Here the job is to copy the data exactly and to exclude every image from it.

**** Records for the exercise ****

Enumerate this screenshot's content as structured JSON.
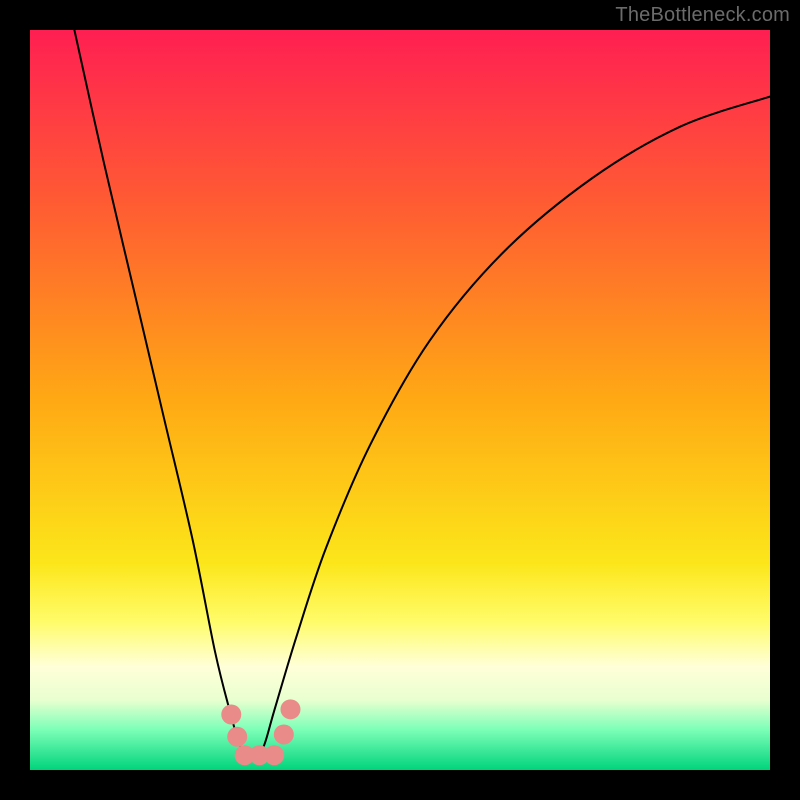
{
  "watermark": "TheBottleneck.com",
  "chart_data": {
    "type": "line",
    "title": "",
    "xlabel": "",
    "ylabel": "",
    "xlim": [
      0,
      100
    ],
    "ylim": [
      0,
      100
    ],
    "grid": false,
    "legend": false,
    "background_gradient": {
      "stops": [
        {
          "offset": 0.0,
          "color": "#ff1f52"
        },
        {
          "offset": 0.24,
          "color": "#ff5d32"
        },
        {
          "offset": 0.5,
          "color": "#ffa914"
        },
        {
          "offset": 0.72,
          "color": "#fce61a"
        },
        {
          "offset": 0.8,
          "color": "#fffc6a"
        },
        {
          "offset": 0.86,
          "color": "#ffffd8"
        },
        {
          "offset": 0.905,
          "color": "#e9ffd0"
        },
        {
          "offset": 0.945,
          "color": "#7dffb8"
        },
        {
          "offset": 1.0,
          "color": "#00d47c"
        }
      ]
    },
    "series": [
      {
        "name": "bottleneck-curve",
        "color": "#000000",
        "stroke_width": 2,
        "x": [
          6,
          10,
          14,
          18,
          22,
          25,
          27,
          28.5,
          30,
          31.5,
          33,
          36,
          40,
          46,
          54,
          64,
          76,
          88,
          100
        ],
        "values": [
          100,
          82,
          65,
          48,
          31,
          16,
          8,
          3,
          1.5,
          3,
          8,
          18,
          30,
          44,
          58,
          70,
          80,
          87,
          91
        ]
      }
    ],
    "markers": {
      "name": "highlight-dots",
      "color": "#e98b88",
      "radius": 10,
      "points": [
        {
          "x": 27.2,
          "y": 7.5
        },
        {
          "x": 28.0,
          "y": 4.5
        },
        {
          "x": 29.0,
          "y": 2.0
        },
        {
          "x": 31.0,
          "y": 2.0
        },
        {
          "x": 33.0,
          "y": 2.0
        },
        {
          "x": 34.3,
          "y": 4.8
        },
        {
          "x": 35.2,
          "y": 8.2
        }
      ]
    }
  }
}
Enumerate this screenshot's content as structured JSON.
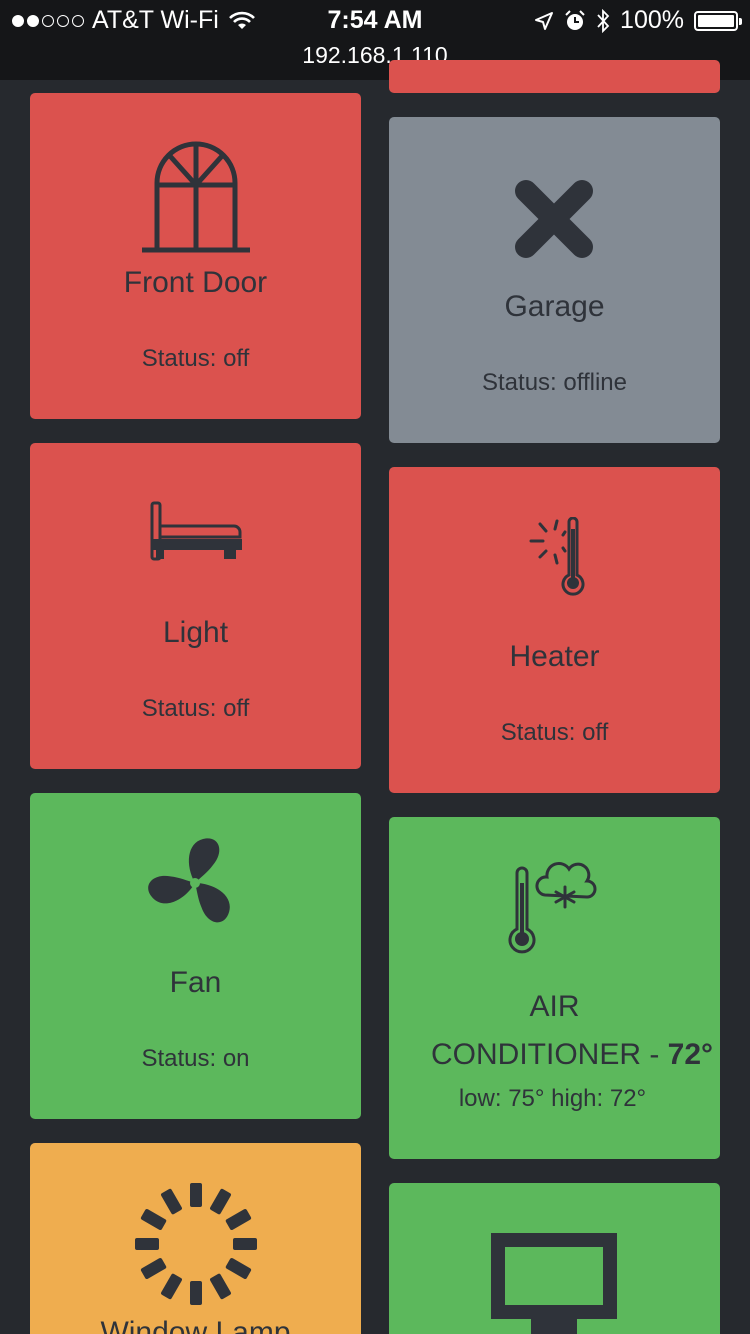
{
  "status_bar": {
    "carrier": "AT&T Wi-Fi",
    "time": "7:54 AM",
    "battery": "100%",
    "url": "192.168.1.110"
  },
  "tiles": {
    "front_door": {
      "name": "Front Door",
      "status": "Status: off",
      "color": "#db524e",
      "icon": "window-icon"
    },
    "garage": {
      "name": "Garage",
      "status": "Status: offline",
      "color": "#838b94",
      "icon": "close-x-icon"
    },
    "light": {
      "name": "Light",
      "status": "Status: off",
      "color": "#db524e",
      "icon": "bed-icon"
    },
    "heater": {
      "name": "Heater",
      "status": "Status: off",
      "color": "#db524e",
      "icon": "thermometer-hot-icon"
    },
    "fan": {
      "name": "Fan",
      "status": "Status: on",
      "color": "#5cb85c",
      "icon": "fan-icon"
    },
    "air_conditioner": {
      "name_line1": "AIR",
      "name_line2": "CONDITIONER - ",
      "temp": "72°",
      "range": "low: 75° high: 72°",
      "color": "#5cb85c",
      "icon": "thermometer-snow-icon"
    },
    "window_lamp": {
      "name": "Window Lamp",
      "color": "#efad4f",
      "icon": "spinner-icon"
    },
    "tv": {
      "color": "#5cb85c",
      "icon": "monitor-icon"
    }
  }
}
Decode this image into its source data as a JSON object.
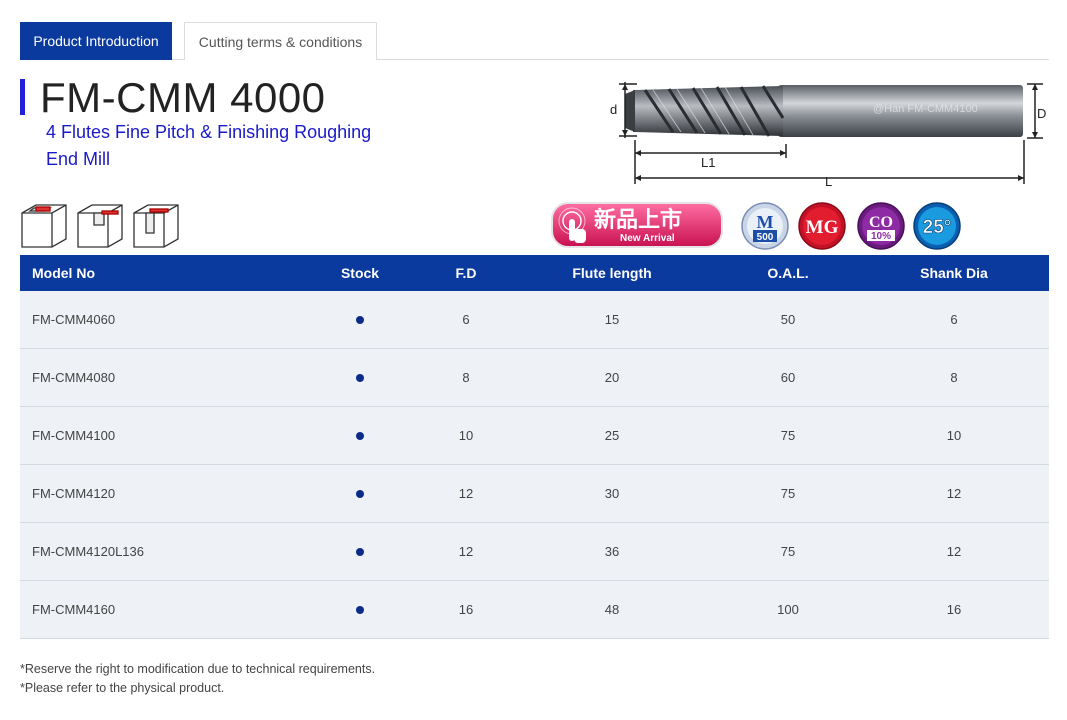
{
  "tabs": [
    {
      "label": "Product Introduction",
      "active": true
    },
    {
      "label": "Cutting terms & conditions",
      "active": false
    }
  ],
  "product": {
    "title": "FM-CMM 4000",
    "subtitle_line1": "4 Flutes Fine Pitch & Finishing Roughing",
    "subtitle_line2": "End Mill"
  },
  "diagram": {
    "label_d": "d",
    "label_D": "D",
    "label_L1": "L1",
    "label_L": "L",
    "tool_marking": "@Han FM-CMM4100"
  },
  "badges": {
    "new_cn": "新品上市",
    "new_en": "New Arrival",
    "m500_top": "M",
    "m500_bottom": "500",
    "mg": "MG",
    "co_top": "CO",
    "co_bottom": "10%",
    "angle": "25°"
  },
  "table": {
    "headers": [
      "Model No",
      "Stock",
      "F.D",
      "Flute length",
      "O.A.L.",
      "Shank Dia"
    ],
    "rows": [
      {
        "model": "FM-CMM4060",
        "stock": true,
        "fd": "6",
        "flute": "15",
        "oal": "50",
        "shank": "6"
      },
      {
        "model": "FM-CMM4080",
        "stock": true,
        "fd": "8",
        "flute": "20",
        "oal": "60",
        "shank": "8"
      },
      {
        "model": "FM-CMM4100",
        "stock": true,
        "fd": "10",
        "flute": "25",
        "oal": "75",
        "shank": "10"
      },
      {
        "model": "FM-CMM4120",
        "stock": true,
        "fd": "12",
        "flute": "30",
        "oal": "75",
        "shank": "12"
      },
      {
        "model": "FM-CMM4120L136",
        "stock": true,
        "fd": "12",
        "flute": "36",
        "oal": "75",
        "shank": "12"
      },
      {
        "model": "FM-CMM4160",
        "stock": true,
        "fd": "16",
        "flute": "48",
        "oal": "100",
        "shank": "16"
      }
    ]
  },
  "notes": [
    "*Reserve the right to modification due to technical requirements.",
    "*Please refer to the physical product."
  ],
  "colors": {
    "brand_blue": "#0b3a9e",
    "subtitle_blue": "#1a1acc",
    "stock_dot": "#0b2c86",
    "row_bg": "#eef1f6"
  }
}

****

Exercise result:
Enumerate this screenshot's content as structured JSON.
{
  "watermark": "TheBottleneck.com",
  "chart_data": {
    "type": "line",
    "title": "",
    "xlabel": "",
    "ylabel": "",
    "xlim": [
      0,
      100
    ],
    "ylim": [
      0,
      100
    ],
    "grid": false,
    "legend": false,
    "background_gradient": {
      "stops": [
        {
          "offset": 0.0,
          "color": "#ff1f52"
        },
        {
          "offset": 0.24,
          "color": "#ff5d32"
        },
        {
          "offset": 0.5,
          "color": "#ffa914"
        },
        {
          "offset": 0.72,
          "color": "#fce61a"
        },
        {
          "offset": 0.8,
          "color": "#fffc6a"
        },
        {
          "offset": 0.86,
          "color": "#ffffd8"
        },
        {
          "offset": 0.905,
          "color": "#e9ffd0"
        },
        {
          "offset": 0.945,
          "color": "#7dffb8"
        },
        {
          "offset": 1.0,
          "color": "#00d47c"
        }
      ]
    },
    "series": [
      {
        "name": "bottleneck-curve",
        "color": "#000000",
        "stroke_width": 2,
        "x": [
          6,
          10,
          14,
          18,
          22,
          25,
          27,
          28.5,
          30,
          31.5,
          33,
          36,
          40,
          46,
          54,
          64,
          76,
          88,
          100
        ],
        "values": [
          100,
          82,
          65,
          48,
          31,
          16,
          8,
          3,
          1.5,
          3,
          8,
          18,
          30,
          44,
          58,
          70,
          80,
          87,
          91
        ]
      }
    ],
    "markers": {
      "name": "highlight-dots",
      "color": "#e98b88",
      "radius": 10,
      "points": [
        {
          "x": 27.2,
          "y": 7.5
        },
        {
          "x": 28.0,
          "y": 4.5
        },
        {
          "x": 29.0,
          "y": 2.0
        },
        {
          "x": 31.0,
          "y": 2.0
        },
        {
          "x": 33.0,
          "y": 2.0
        },
        {
          "x": 34.3,
          "y": 4.8
        },
        {
          "x": 35.2,
          "y": 8.2
        }
      ]
    }
  }
}
Enumerate this screenshot's content as structured JSON.
{
  "status_bar": {
    "carrier": "AT&T Wi-Fi",
    "time": "7:54 AM",
    "battery": "100%",
    "url": "192.168.1.110"
  },
  "tiles": {
    "front_door": {
      "name": "Front Door",
      "status": "Status: off",
      "color": "#db524e",
      "icon": "window-icon"
    },
    "garage": {
      "name": "Garage",
      "status": "Status: offline",
      "color": "#838b94",
      "icon": "close-x-icon"
    },
    "light": {
      "name": "Light",
      "status": "Status: off",
      "color": "#db524e",
      "icon": "bed-icon"
    },
    "heater": {
      "name": "Heater",
      "status": "Status: off",
      "color": "#db524e",
      "icon": "thermometer-hot-icon"
    },
    "fan": {
      "name": "Fan",
      "status": "Status: on",
      "color": "#5cb85c",
      "icon": "fan-icon"
    },
    "air_conditioner": {
      "name_line1": "AIR",
      "name_line2": "CONDITIONER - ",
      "temp": "72°",
      "range": "low: 75° high: 72°",
      "color": "#5cb85c",
      "icon": "thermometer-snow-icon"
    },
    "window_lamp": {
      "name": "Window Lamp",
      "color": "#efad4f",
      "icon": "spinner-icon"
    },
    "tv": {
      "color": "#5cb85c",
      "icon": "monitor-icon"
    }
  }
}
Decode this image into its source data as a JSON object.
{
  "tabs": [
    {
      "label": "Product Introduction",
      "active": true
    },
    {
      "label": "Cutting terms & conditions",
      "active": false
    }
  ],
  "product": {
    "title": "FM-CMM 4000",
    "subtitle_line1": "4 Flutes Fine Pitch & Finishing Roughing",
    "subtitle_line2": "End Mill"
  },
  "diagram": {
    "label_d": "d",
    "label_D": "D",
    "label_L1": "L1",
    "label_L": "L",
    "tool_marking": "@Han FM-CMM4100"
  },
  "badges": {
    "new_cn": "新品上市",
    "new_en": "New Arrival",
    "m500_top": "M",
    "m500_bottom": "500",
    "mg": "MG",
    "co_top": "CO",
    "co_bottom": "10%",
    "angle": "25°"
  },
  "table": {
    "headers": [
      "Model No",
      "Stock",
      "F.D",
      "Flute length",
      "O.A.L.",
      "Shank Dia"
    ],
    "rows": [
      {
        "model": "FM-CMM4060",
        "stock": true,
        "fd": "6",
        "flute": "15",
        "oal": "50",
        "shank": "6"
      },
      {
        "model": "FM-CMM4080",
        "stock": true,
        "fd": "8",
        "flute": "20",
        "oal": "60",
        "shank": "8"
      },
      {
        "model": "FM-CMM4100",
        "stock": true,
        "fd": "10",
        "flute": "25",
        "oal": "75",
        "shank": "10"
      },
      {
        "model": "FM-CMM4120",
        "stock": true,
        "fd": "12",
        "flute": "30",
        "oal": "75",
        "shank": "12"
      },
      {
        "model": "FM-CMM4120L136",
        "stock": true,
        "fd": "12",
        "flute": "36",
        "oal": "75",
        "shank": "12"
      },
      {
        "model": "FM-CMM4160",
        "stock": true,
        "fd": "16",
        "flute": "48",
        "oal": "100",
        "shank": "16"
      }
    ]
  },
  "notes": [
    "*Reserve the right to modification due to technical requirements.",
    "*Please refer to the physical product."
  ],
  "colors": {
    "brand_blue": "#0b3a9e",
    "subtitle_blue": "#1a1acc",
    "stock_dot": "#0b2c86",
    "row_bg": "#eef1f6"
  }
}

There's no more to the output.